BEGIN INPUT
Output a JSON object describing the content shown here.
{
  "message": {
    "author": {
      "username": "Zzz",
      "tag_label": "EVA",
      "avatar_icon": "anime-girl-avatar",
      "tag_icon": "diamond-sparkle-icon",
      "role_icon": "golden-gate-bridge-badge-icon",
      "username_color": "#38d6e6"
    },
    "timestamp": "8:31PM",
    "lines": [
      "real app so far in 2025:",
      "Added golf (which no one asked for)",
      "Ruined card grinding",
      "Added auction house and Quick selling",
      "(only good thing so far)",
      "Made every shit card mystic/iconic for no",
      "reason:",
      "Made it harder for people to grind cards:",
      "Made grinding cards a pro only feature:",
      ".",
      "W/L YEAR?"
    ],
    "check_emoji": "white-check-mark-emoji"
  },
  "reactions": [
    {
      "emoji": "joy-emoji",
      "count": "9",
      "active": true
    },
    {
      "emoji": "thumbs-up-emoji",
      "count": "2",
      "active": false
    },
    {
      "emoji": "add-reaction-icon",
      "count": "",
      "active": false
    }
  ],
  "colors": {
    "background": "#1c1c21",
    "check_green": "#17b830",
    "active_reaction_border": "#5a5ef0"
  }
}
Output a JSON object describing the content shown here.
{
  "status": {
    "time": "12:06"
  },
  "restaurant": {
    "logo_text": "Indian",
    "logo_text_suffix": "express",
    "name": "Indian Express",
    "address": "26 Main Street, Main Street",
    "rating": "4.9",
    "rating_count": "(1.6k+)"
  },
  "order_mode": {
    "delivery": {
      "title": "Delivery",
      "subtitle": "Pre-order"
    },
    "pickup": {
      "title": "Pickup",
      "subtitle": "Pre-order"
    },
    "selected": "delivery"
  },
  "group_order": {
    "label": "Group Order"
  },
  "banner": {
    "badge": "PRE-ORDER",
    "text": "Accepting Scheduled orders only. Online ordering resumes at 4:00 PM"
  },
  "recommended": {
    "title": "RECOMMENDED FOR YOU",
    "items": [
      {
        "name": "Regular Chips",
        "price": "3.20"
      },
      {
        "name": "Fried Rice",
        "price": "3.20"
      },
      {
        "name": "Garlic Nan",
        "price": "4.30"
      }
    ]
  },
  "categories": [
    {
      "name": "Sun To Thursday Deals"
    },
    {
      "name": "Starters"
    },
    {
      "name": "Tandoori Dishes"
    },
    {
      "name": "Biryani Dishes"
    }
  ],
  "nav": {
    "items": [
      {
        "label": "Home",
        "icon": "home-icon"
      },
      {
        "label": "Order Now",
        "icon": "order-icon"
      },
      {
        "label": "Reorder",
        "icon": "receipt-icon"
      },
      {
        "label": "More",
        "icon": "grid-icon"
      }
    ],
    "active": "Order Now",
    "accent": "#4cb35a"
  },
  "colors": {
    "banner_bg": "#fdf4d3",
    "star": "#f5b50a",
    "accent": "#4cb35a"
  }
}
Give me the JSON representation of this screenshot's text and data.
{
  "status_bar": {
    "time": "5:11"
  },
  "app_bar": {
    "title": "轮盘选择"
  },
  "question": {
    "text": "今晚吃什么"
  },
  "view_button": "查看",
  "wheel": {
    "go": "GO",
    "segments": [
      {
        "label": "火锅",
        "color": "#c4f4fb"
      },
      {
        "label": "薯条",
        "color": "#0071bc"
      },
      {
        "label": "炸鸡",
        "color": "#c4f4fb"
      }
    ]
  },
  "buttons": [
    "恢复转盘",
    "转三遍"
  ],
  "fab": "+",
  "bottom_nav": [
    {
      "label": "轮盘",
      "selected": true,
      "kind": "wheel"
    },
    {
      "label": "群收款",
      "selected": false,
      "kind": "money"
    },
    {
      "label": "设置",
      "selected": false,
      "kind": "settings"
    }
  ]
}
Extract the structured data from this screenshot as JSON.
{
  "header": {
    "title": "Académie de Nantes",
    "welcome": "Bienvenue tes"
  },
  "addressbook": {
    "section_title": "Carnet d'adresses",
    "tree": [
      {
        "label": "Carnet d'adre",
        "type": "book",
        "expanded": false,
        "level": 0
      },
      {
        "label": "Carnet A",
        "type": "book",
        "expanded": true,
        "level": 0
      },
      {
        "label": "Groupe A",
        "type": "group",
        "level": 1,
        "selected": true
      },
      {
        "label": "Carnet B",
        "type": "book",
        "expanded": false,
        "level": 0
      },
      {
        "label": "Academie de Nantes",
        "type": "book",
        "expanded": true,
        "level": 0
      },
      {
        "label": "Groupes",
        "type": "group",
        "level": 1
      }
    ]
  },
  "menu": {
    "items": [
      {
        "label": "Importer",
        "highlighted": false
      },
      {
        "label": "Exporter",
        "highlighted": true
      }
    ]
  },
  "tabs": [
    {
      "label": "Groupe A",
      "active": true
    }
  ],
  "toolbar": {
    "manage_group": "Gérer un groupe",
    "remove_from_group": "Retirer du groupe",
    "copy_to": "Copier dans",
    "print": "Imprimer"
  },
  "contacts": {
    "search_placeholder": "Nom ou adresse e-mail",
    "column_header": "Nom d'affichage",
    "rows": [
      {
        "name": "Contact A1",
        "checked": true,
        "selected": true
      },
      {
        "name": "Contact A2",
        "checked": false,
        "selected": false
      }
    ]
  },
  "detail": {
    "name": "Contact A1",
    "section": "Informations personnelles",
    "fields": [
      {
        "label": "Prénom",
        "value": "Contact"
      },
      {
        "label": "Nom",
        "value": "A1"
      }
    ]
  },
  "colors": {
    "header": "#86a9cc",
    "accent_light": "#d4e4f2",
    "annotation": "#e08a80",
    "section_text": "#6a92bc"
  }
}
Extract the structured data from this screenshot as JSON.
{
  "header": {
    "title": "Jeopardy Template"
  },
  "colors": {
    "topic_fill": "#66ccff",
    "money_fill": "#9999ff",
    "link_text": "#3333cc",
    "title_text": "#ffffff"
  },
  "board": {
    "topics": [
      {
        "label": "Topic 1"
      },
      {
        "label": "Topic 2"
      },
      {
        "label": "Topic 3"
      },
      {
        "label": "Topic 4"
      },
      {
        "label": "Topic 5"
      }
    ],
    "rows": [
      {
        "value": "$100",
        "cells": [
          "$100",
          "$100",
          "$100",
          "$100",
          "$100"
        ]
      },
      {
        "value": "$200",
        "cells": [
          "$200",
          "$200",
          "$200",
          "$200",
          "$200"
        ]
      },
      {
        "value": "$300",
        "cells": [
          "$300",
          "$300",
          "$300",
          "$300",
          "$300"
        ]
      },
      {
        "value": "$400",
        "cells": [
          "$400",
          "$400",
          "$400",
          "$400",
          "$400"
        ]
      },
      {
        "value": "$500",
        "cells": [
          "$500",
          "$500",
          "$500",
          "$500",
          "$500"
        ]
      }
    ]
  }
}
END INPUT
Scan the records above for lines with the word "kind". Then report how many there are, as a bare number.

FINISHED EXERCISE
3